### Assignment
Each record that follows should be duplicated exactly, except for its pictures.

━━━ Data for review ━━━

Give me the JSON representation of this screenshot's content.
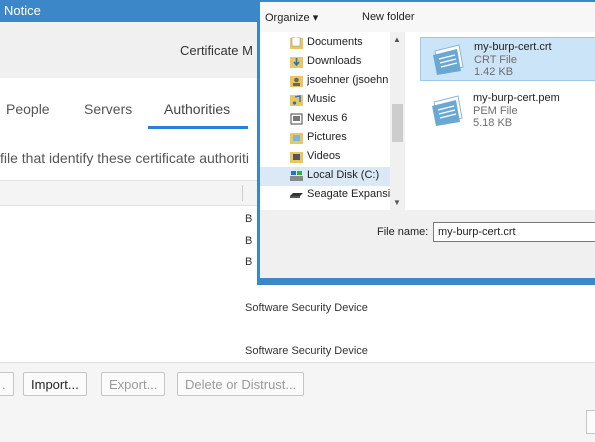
{
  "background_window": {
    "title": "Notice"
  },
  "cert_manager": {
    "title": "Certificate M",
    "tabs": [
      "People",
      "Servers",
      "Authorities"
    ],
    "active_tab": "Authorities",
    "description": "file that identify these certificate authoriti",
    "rows": {
      "letters": [
        "B",
        "B",
        "B"
      ],
      "devices": [
        "Software Security Device",
        "Software Security Device"
      ]
    },
    "buttons": {
      "partial": ".",
      "import": "Import...",
      "export": "Export...",
      "delete": "Delete or Distrust..."
    }
  },
  "file_dialog": {
    "toolbar": {
      "organize": "Organize ▾",
      "new_folder": "New folder"
    },
    "nav": [
      {
        "label": "Documents",
        "icon": "documents-icon"
      },
      {
        "label": "Downloads",
        "icon": "downloads-icon"
      },
      {
        "label": "jsoehner (jsoehn",
        "icon": "user-folder-icon"
      },
      {
        "label": "Music",
        "icon": "music-icon"
      },
      {
        "label": "Nexus 6",
        "icon": "device-icon"
      },
      {
        "label": "Pictures",
        "icon": "pictures-icon"
      },
      {
        "label": "Videos",
        "icon": "videos-icon"
      },
      {
        "label": "Local Disk (C:)",
        "icon": "disk-icon"
      },
      {
        "label": "Seagate Expansio",
        "icon": "drive-icon"
      }
    ],
    "selected_nav": "Local Disk (C:)",
    "files": [
      {
        "name": "my-burp-cert.crt",
        "type": "CRT File",
        "size": "1.42 KB",
        "selected": true
      },
      {
        "name": "my-burp-cert.pem",
        "type": "PEM File",
        "size": "5.18 KB",
        "selected": false
      }
    ],
    "file_name_label": "File name:",
    "file_name_value": "my-burp-cert.crt"
  },
  "colors": {
    "title_blue": "#3c87c8",
    "accent": "#2b7fd6",
    "selected_file": "#cce4f7"
  }
}
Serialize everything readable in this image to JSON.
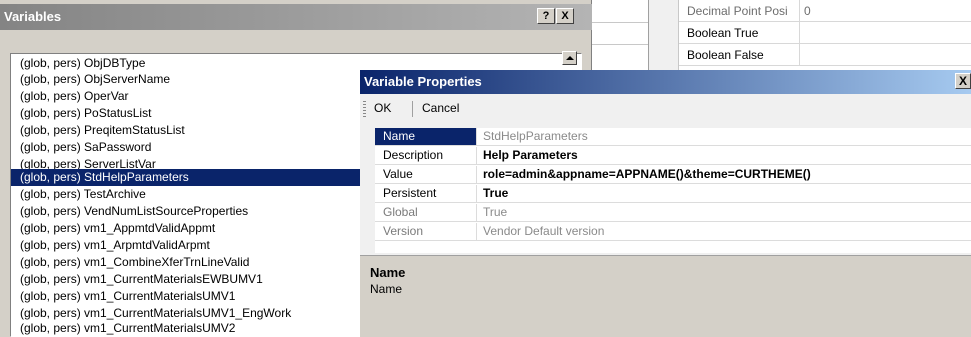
{
  "bg_grid": {
    "rows": [
      {
        "name": "Decimal Point Posi",
        "value": "0"
      },
      {
        "name": "Boolean True",
        "value": ""
      },
      {
        "name": "Boolean False",
        "value": ""
      }
    ]
  },
  "variables_window": {
    "title": "Variables",
    "help_button": "?",
    "close_button": "X",
    "items": [
      "(glob, pers) ObjDBType",
      "(glob, pers) ObjServerName",
      "(glob, pers) OperVar",
      "(glob, pers) PoStatusList",
      "(glob, pers) PreqitemStatusList",
      "(glob, pers) SaPassword",
      "(glob, pers) ServerListVar",
      "(glob, pers) StdHelpParameters",
      "(glob, pers) TestArchive",
      "(glob, pers) VendNumListSourceProperties",
      "(glob, pers) vm1_AppmtdValidAppmt",
      "(glob, pers) vm1_ArpmtdValidArpmt",
      "(glob, pers) vm1_CombineXferTrnLineValid",
      "(glob, pers) vm1_CurrentMaterialsEWBUMV1",
      "(glob, pers) vm1_CurrentMaterialsUMV1",
      "(glob, pers) vm1_CurrentMaterialsUMV1_EngWork",
      "(glob, pers) vm1_CurrentMaterialsUMV2"
    ],
    "selected_index": 7
  },
  "properties_dialog": {
    "title": "Variable Properties",
    "close_button": "X",
    "toolbar": {
      "ok": "OK",
      "cancel": "Cancel"
    },
    "rows": [
      {
        "name": "Name",
        "value": "StdHelpParameters"
      },
      {
        "name": "Description",
        "value": "Help Parameters"
      },
      {
        "name": "Value",
        "value": "role=admin&appname=APPNAME()&theme=CURTHEME()"
      },
      {
        "name": "Persistent",
        "value": "True"
      },
      {
        "name": "Global",
        "value": "True"
      },
      {
        "name": "Version",
        "value": "Vendor Default version"
      }
    ],
    "description": {
      "heading": "Name",
      "body": "Name"
    }
  },
  "colors": {
    "selection": "#0a246a",
    "dialog_title_gradient_start": "#0a246a",
    "inactive_title": "#848484",
    "face": "#d4d0c8"
  }
}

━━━

### Result for this exercise
Give me the JSON representation of this screenshot's content.
{
  "background_window": {
    "title": "Notice"
  },
  "cert_manager": {
    "title": "Certificate M",
    "tabs": [
      "People",
      "Servers",
      "Authorities"
    ],
    "active_tab": "Authorities",
    "description": "file that identify these certificate authoriti",
    "rows": {
      "letters": [
        "B",
        "B",
        "B"
      ],
      "devices": [
        "Software Security Device",
        "Software Security Device"
      ]
    },
    "buttons": {
      "partial": ".",
      "import": "Import...",
      "export": "Export...",
      "delete": "Delete or Distrust..."
    }
  },
  "file_dialog": {
    "toolbar": {
      "organize": "Organize ▾",
      "new_folder": "New folder"
    },
    "nav": [
      {
        "label": "Documents",
        "icon": "documents-icon"
      },
      {
        "label": "Downloads",
        "icon": "downloads-icon"
      },
      {
        "label": "jsoehner (jsoehn",
        "icon": "user-folder-icon"
      },
      {
        "label": "Music",
        "icon": "music-icon"
      },
      {
        "label": "Nexus 6",
        "icon": "device-icon"
      },
      {
        "label": "Pictures",
        "icon": "pictures-icon"
      },
      {
        "label": "Videos",
        "icon": "videos-icon"
      },
      {
        "label": "Local Disk (C:)",
        "icon": "disk-icon"
      },
      {
        "label": "Seagate Expansio",
        "icon": "drive-icon"
      }
    ],
    "selected_nav": "Local Disk (C:)",
    "files": [
      {
        "name": "my-burp-cert.crt",
        "type": "CRT File",
        "size": "1.42 KB",
        "selected": true
      },
      {
        "name": "my-burp-cert.pem",
        "type": "PEM File",
        "size": "5.18 KB",
        "selected": false
      }
    ],
    "file_name_label": "File name:",
    "file_name_value": "my-burp-cert.crt"
  },
  "colors": {
    "title_blue": "#3c87c8",
    "accent": "#2b7fd6",
    "selected_file": "#cce4f7"
  }
}
Serialize everything readable in this image to JSON.
{
  "bg_grid": {
    "rows": [
      {
        "name": "Decimal Point Posi",
        "value": "0"
      },
      {
        "name": "Boolean True",
        "value": ""
      },
      {
        "name": "Boolean False",
        "value": ""
      }
    ]
  },
  "variables_window": {
    "title": "Variables",
    "help_button": "?",
    "close_button": "X",
    "items": [
      "(glob, pers) ObjDBType",
      "(glob, pers) ObjServerName",
      "(glob, pers) OperVar",
      "(glob, pers) PoStatusList",
      "(glob, pers) PreqitemStatusList",
      "(glob, pers) SaPassword",
      "(glob, pers) ServerListVar",
      "(glob, pers) StdHelpParameters",
      "(glob, pers) TestArchive",
      "(glob, pers) VendNumListSourceProperties",
      "(glob, pers) vm1_AppmtdValidAppmt",
      "(glob, pers) vm1_ArpmtdValidArpmt",
      "(glob, pers) vm1_CombineXferTrnLineValid",
      "(glob, pers) vm1_CurrentMaterialsEWBUMV1",
      "(glob, pers) vm1_CurrentMaterialsUMV1",
      "(glob, pers) vm1_CurrentMaterialsUMV1_EngWork",
      "(glob, pers) vm1_CurrentMaterialsUMV2"
    ],
    "selected_index": 7
  },
  "properties_dialog": {
    "title": "Variable Properties",
    "close_button": "X",
    "toolbar": {
      "ok": "OK",
      "cancel": "Cancel"
    },
    "rows": [
      {
        "name": "Name",
        "value": "StdHelpParameters"
      },
      {
        "name": "Description",
        "value": "Help Parameters"
      },
      {
        "name": "Value",
        "value": "role=admin&appname=APPNAME()&theme=CURTHEME()"
      },
      {
        "name": "Persistent",
        "value": "True"
      },
      {
        "name": "Global",
        "value": "True"
      },
      {
        "name": "Version",
        "value": "Vendor Default version"
      }
    ],
    "description": {
      "heading": "Name",
      "body": "Name"
    }
  },
  "colors": {
    "selection": "#0a246a",
    "dialog_title_gradient_start": "#0a246a",
    "inactive_title": "#848484",
    "face": "#d4d0c8"
  }
}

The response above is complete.